** Opening Provided data block **

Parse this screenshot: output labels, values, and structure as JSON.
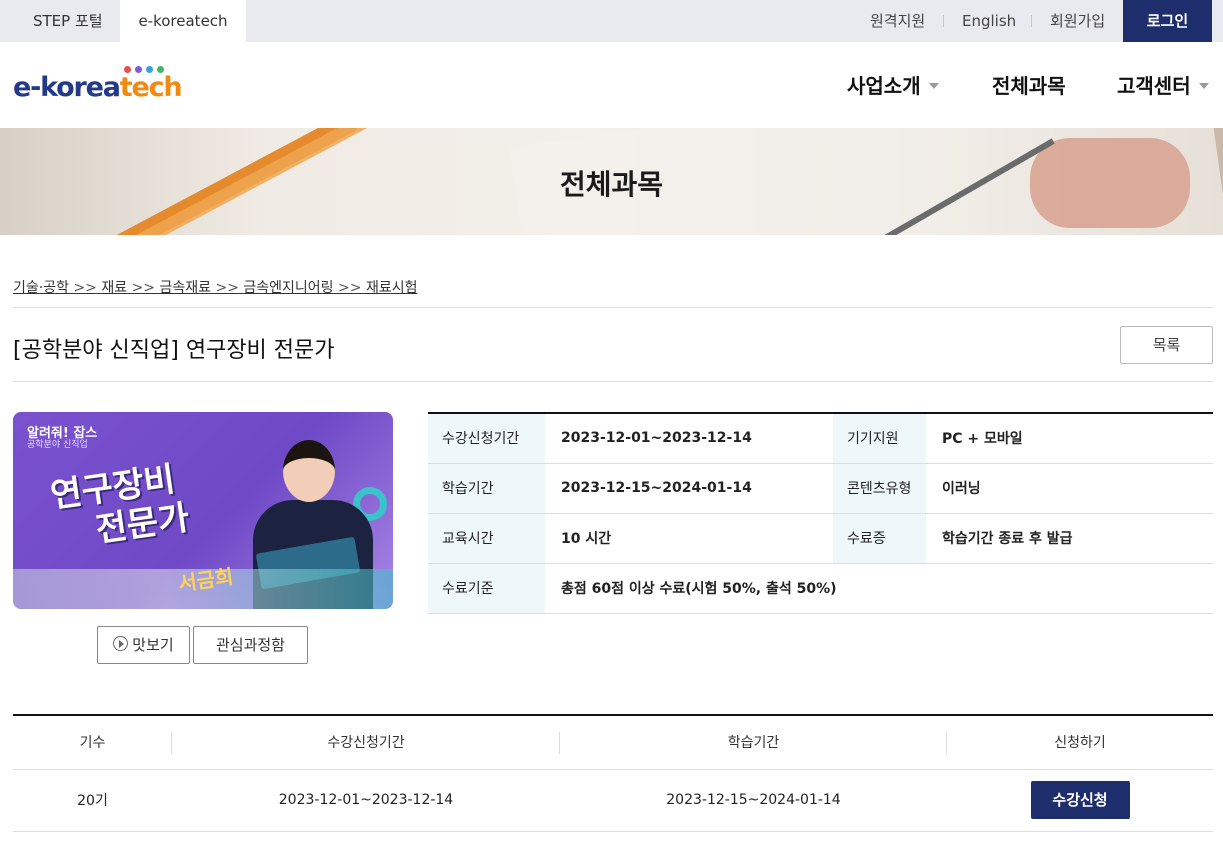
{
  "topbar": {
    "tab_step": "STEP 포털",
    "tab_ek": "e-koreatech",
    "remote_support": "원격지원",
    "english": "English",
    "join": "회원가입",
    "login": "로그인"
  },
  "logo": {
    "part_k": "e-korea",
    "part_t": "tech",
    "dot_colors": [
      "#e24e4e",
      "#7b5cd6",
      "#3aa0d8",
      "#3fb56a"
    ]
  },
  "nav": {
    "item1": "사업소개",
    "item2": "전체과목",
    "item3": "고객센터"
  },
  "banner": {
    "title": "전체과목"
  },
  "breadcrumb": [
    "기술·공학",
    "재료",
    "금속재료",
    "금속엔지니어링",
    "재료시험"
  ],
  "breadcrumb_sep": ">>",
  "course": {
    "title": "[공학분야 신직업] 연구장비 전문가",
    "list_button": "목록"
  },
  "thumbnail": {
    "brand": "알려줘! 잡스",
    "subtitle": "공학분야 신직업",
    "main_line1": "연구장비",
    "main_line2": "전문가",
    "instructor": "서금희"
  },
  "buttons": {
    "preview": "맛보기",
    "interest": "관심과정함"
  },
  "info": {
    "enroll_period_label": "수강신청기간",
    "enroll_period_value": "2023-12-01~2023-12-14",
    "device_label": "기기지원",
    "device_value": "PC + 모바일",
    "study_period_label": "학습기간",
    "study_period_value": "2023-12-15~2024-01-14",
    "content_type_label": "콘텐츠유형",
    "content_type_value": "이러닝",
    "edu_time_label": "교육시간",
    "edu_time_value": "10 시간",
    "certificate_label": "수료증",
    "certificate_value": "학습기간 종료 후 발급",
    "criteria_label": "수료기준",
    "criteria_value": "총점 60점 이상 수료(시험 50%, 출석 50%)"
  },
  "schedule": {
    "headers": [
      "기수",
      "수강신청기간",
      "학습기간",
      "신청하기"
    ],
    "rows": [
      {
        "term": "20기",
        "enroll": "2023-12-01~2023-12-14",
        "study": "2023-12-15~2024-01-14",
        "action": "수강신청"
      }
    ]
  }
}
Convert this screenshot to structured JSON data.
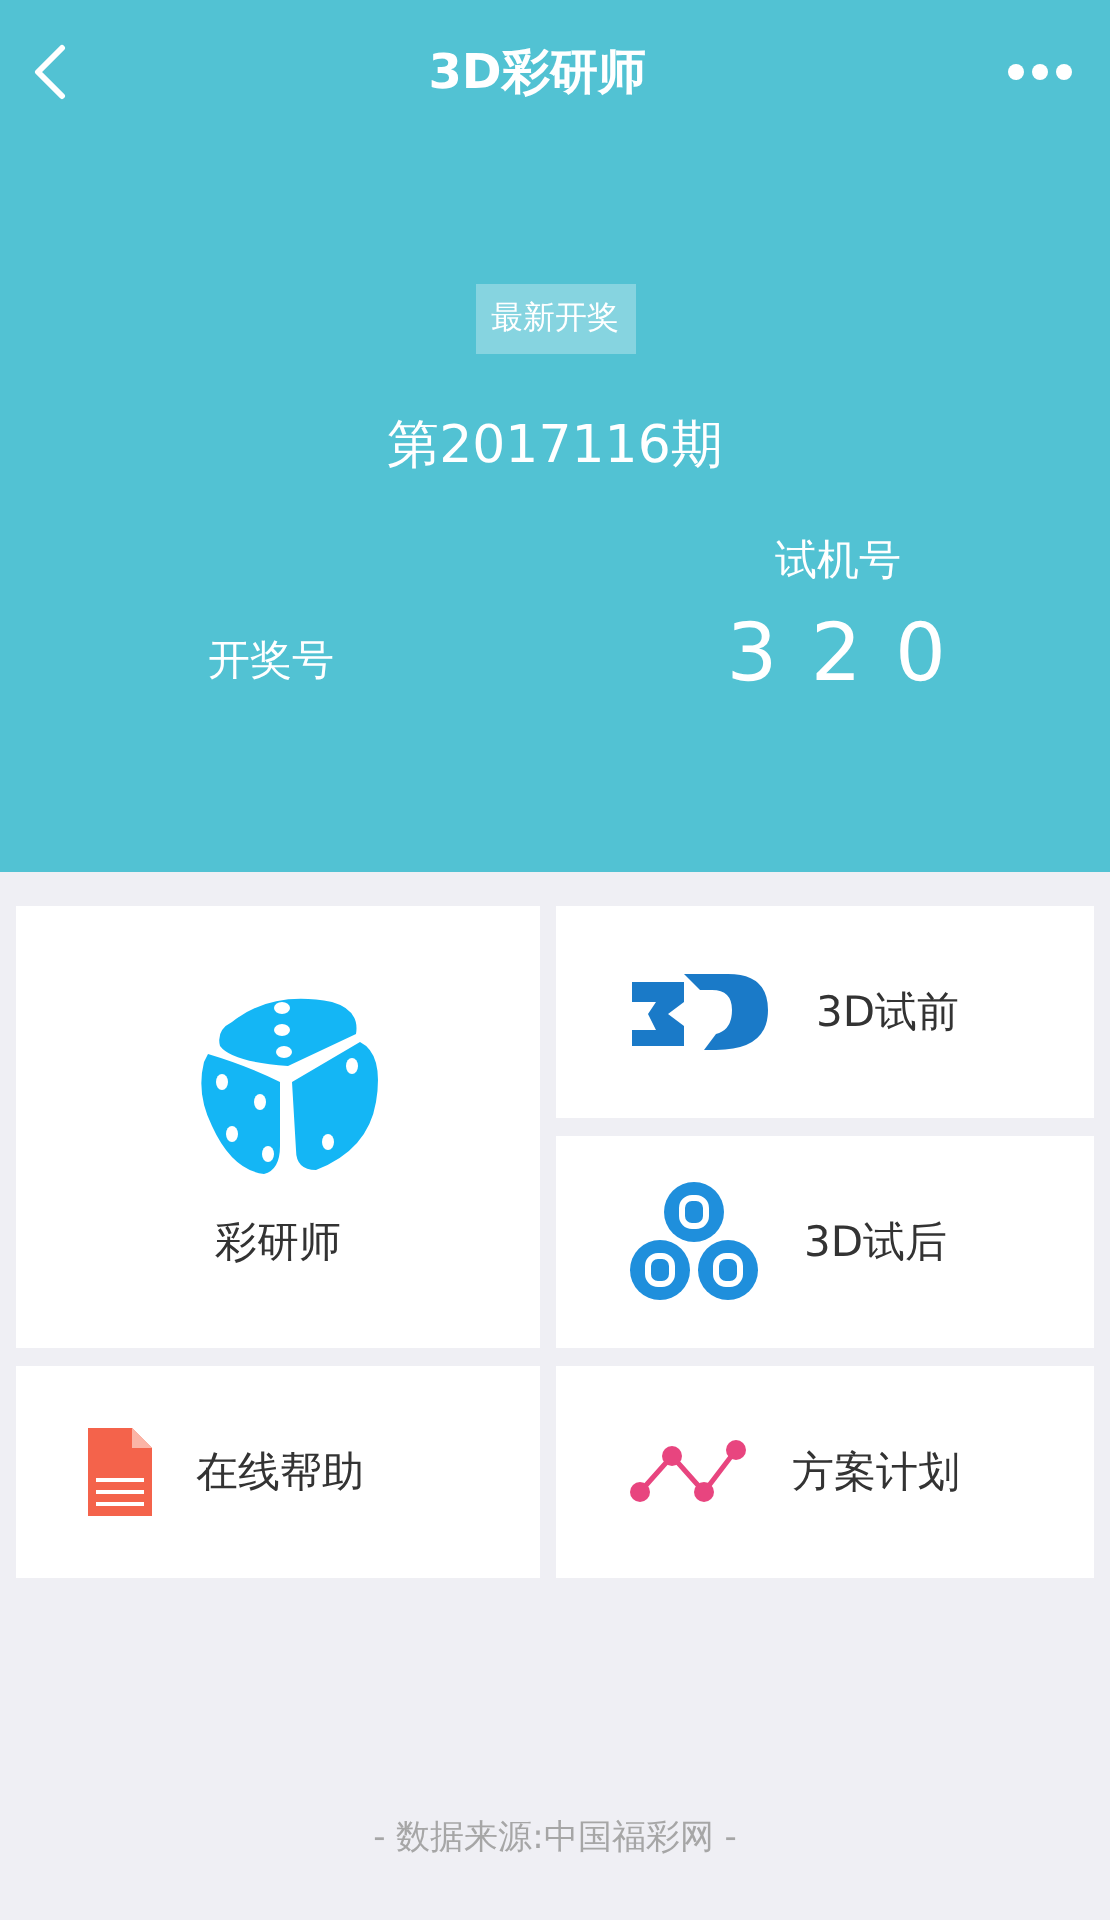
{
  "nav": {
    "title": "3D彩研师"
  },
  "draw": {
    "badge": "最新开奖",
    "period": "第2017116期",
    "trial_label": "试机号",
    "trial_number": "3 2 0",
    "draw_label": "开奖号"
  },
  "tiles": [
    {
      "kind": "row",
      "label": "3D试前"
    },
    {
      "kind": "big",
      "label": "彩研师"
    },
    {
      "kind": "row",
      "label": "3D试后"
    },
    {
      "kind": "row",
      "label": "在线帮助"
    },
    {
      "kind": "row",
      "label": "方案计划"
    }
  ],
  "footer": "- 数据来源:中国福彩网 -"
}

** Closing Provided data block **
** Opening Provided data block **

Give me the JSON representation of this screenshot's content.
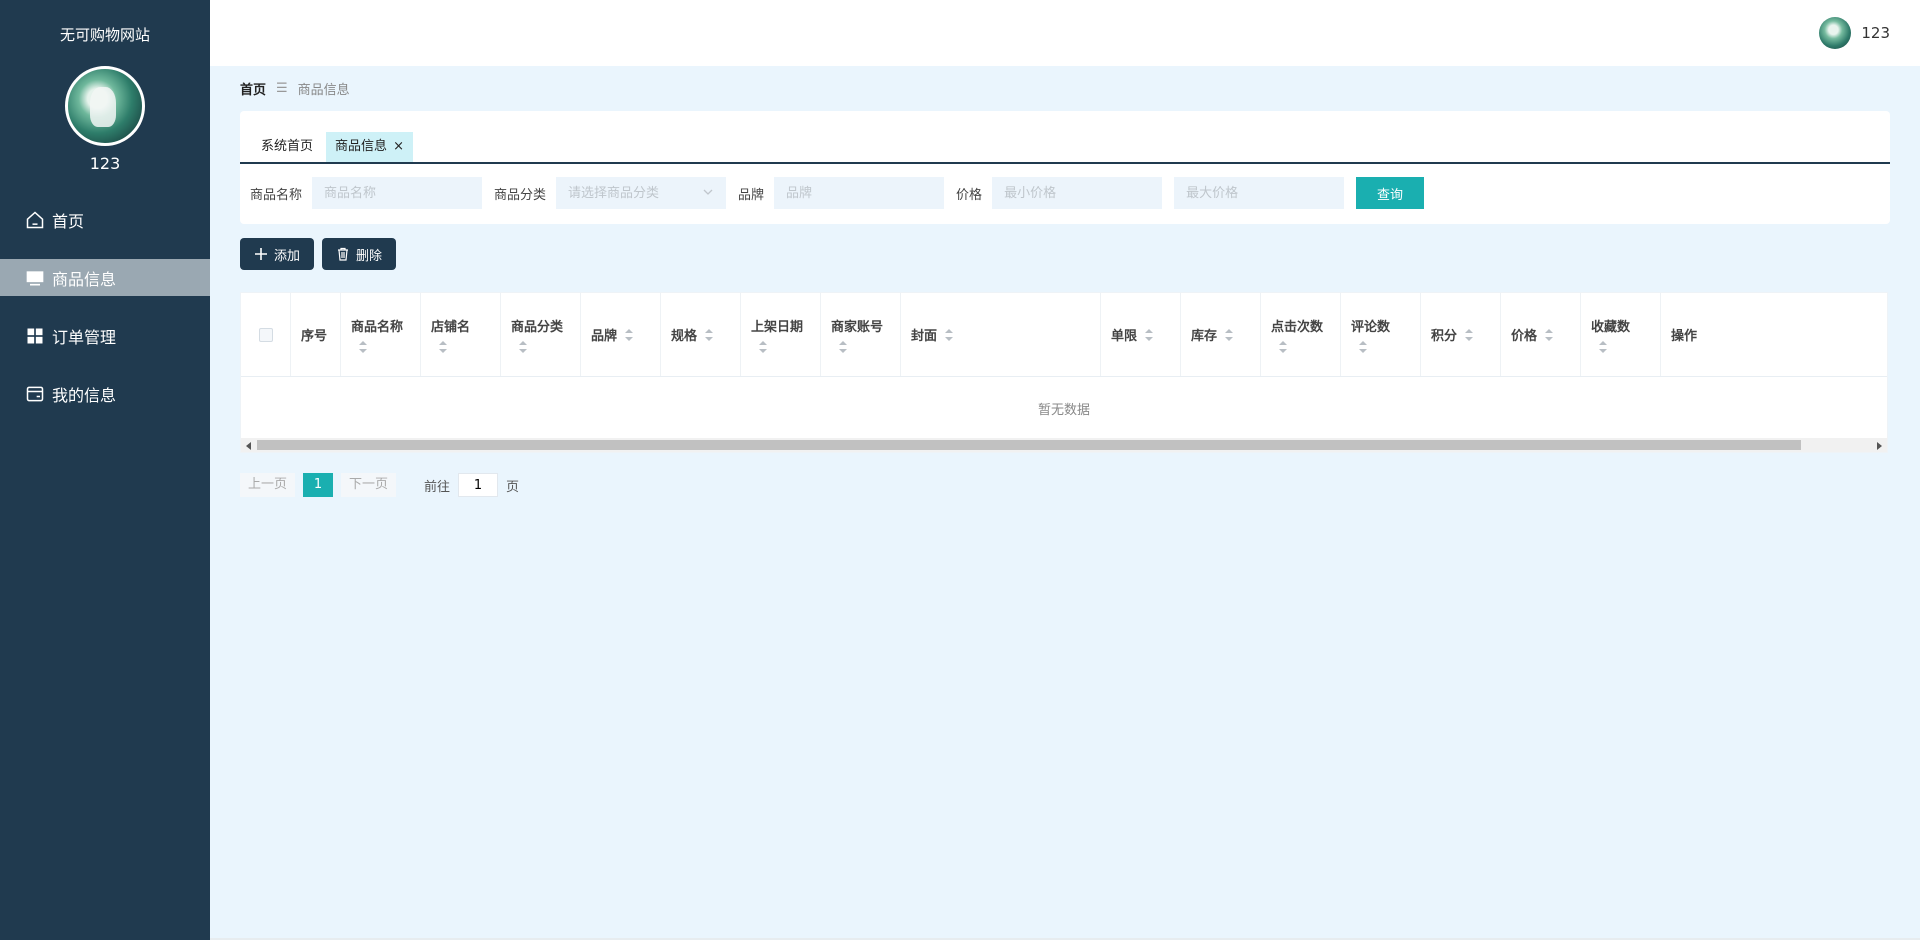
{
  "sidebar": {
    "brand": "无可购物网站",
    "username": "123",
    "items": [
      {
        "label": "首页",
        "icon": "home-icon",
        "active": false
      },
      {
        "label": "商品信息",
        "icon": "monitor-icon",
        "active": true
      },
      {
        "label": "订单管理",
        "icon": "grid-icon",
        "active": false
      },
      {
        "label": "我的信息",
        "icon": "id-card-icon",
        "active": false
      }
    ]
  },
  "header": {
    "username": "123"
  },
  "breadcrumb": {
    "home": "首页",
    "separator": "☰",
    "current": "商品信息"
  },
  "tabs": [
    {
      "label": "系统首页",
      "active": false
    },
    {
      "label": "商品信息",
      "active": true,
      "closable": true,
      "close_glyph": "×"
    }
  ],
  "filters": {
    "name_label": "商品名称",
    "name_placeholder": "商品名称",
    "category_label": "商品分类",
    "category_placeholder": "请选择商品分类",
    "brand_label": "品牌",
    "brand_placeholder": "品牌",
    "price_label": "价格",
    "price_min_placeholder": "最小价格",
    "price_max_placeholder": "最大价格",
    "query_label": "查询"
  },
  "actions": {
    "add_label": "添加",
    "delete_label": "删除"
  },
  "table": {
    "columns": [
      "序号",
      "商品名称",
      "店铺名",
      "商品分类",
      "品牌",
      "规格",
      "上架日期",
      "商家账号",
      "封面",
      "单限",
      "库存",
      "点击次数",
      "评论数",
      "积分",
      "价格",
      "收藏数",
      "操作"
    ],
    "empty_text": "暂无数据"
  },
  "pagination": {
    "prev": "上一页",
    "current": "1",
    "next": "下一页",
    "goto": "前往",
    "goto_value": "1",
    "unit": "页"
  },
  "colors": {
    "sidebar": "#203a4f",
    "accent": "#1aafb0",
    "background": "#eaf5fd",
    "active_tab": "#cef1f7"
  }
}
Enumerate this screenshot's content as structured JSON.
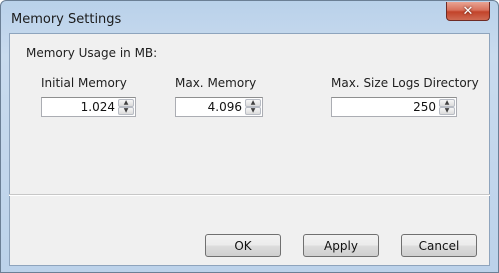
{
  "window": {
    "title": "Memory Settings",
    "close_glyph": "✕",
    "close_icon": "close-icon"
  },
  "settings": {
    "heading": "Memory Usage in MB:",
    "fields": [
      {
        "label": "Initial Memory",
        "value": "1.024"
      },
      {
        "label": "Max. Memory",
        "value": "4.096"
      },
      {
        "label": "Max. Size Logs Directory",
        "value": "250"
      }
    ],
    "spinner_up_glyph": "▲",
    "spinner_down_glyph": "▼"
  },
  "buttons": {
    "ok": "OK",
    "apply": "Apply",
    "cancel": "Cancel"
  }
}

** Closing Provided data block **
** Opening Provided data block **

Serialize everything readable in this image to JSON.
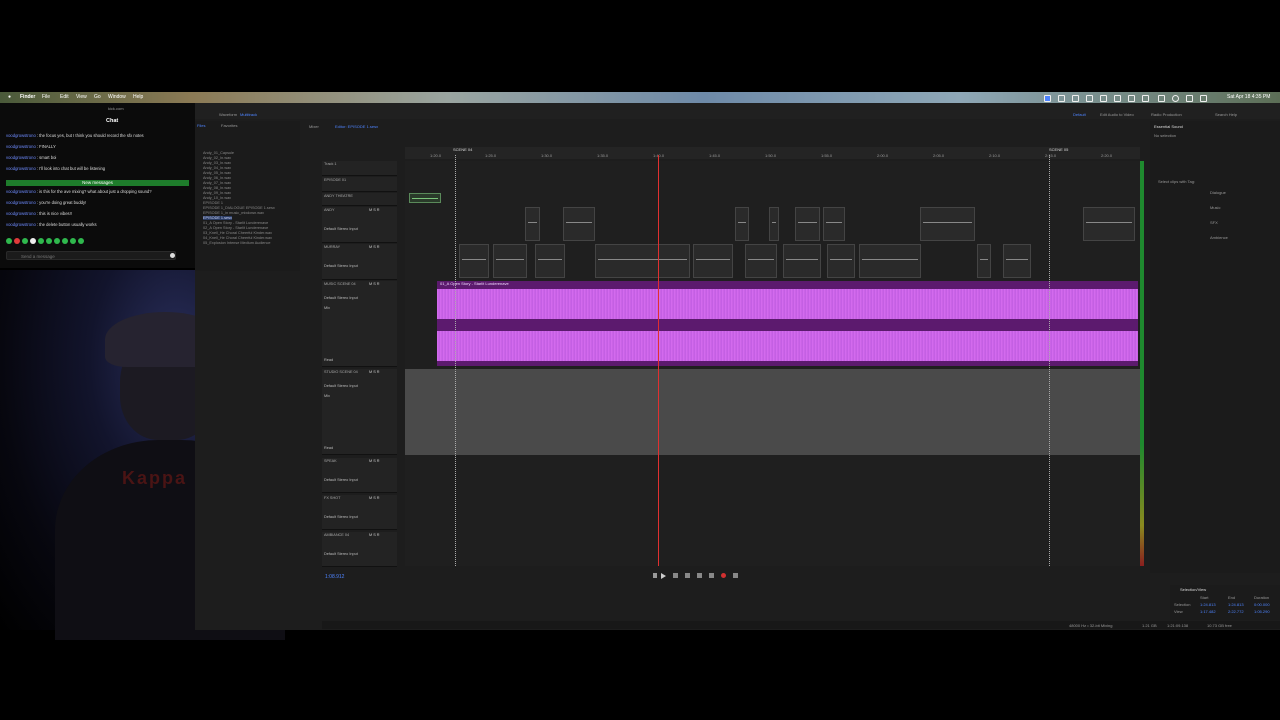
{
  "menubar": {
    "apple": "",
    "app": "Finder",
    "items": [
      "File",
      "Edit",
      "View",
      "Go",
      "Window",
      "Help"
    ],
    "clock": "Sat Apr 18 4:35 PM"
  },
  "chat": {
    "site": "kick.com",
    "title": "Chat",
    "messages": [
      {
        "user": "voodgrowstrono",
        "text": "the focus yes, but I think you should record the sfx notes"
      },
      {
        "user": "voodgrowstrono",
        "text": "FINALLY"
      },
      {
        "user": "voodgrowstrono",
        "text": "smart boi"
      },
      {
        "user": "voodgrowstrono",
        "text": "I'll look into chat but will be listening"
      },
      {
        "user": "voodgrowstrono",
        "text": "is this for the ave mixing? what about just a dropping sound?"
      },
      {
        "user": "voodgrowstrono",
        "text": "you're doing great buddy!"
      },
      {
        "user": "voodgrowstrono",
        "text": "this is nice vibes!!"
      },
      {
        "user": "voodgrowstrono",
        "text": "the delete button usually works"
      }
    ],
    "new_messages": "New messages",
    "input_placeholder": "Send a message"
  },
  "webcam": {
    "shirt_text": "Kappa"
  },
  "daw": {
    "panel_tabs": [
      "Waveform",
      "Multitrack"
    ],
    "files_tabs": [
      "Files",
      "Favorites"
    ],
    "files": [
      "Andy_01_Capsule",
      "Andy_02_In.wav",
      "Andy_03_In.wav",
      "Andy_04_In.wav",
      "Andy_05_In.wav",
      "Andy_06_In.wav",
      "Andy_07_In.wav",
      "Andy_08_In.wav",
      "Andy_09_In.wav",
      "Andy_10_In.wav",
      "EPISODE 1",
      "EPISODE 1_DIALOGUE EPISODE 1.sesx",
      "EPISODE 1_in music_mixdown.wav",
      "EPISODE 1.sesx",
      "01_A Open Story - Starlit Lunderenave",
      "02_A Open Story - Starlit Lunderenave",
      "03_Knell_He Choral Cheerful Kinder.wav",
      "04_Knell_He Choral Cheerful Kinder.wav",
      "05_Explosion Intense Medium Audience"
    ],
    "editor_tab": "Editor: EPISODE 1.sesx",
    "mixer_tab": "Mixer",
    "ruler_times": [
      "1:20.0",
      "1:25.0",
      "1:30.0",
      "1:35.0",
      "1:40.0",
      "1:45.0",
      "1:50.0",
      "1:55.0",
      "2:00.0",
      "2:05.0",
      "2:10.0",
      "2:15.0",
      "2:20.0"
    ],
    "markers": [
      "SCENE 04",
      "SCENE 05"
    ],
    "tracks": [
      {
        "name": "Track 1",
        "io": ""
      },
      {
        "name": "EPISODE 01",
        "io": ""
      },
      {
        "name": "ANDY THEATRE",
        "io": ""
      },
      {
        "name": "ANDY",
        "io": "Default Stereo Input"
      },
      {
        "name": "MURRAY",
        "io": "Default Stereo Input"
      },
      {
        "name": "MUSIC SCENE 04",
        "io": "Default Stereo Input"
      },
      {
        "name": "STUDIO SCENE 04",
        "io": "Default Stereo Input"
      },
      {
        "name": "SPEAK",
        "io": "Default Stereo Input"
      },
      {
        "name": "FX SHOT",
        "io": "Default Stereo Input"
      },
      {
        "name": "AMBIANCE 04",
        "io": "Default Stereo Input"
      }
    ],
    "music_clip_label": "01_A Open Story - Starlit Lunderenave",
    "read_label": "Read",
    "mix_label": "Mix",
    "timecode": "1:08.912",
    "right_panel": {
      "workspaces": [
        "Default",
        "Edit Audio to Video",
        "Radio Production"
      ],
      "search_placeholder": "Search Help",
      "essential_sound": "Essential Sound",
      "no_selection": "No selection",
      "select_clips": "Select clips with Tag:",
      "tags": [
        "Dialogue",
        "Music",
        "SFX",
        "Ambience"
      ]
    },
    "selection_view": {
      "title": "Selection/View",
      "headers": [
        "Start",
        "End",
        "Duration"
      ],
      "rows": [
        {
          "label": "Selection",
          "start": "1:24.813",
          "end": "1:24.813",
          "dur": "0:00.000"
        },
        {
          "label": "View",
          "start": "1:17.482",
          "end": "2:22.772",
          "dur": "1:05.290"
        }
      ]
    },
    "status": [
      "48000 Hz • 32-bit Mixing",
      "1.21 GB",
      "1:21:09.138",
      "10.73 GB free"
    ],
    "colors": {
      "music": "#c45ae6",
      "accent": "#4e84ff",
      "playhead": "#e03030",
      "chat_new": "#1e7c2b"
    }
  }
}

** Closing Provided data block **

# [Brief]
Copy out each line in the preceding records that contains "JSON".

# [Written reply]
Parse this screenshot: output labels, values, and structure as JSON.
Convert this screenshot to structured JSON data.
Give me the JSON representation of this screenshot's content.
Enumerate this screenshot's content as structured JSON.
Serialize everything readable in this image to JSON.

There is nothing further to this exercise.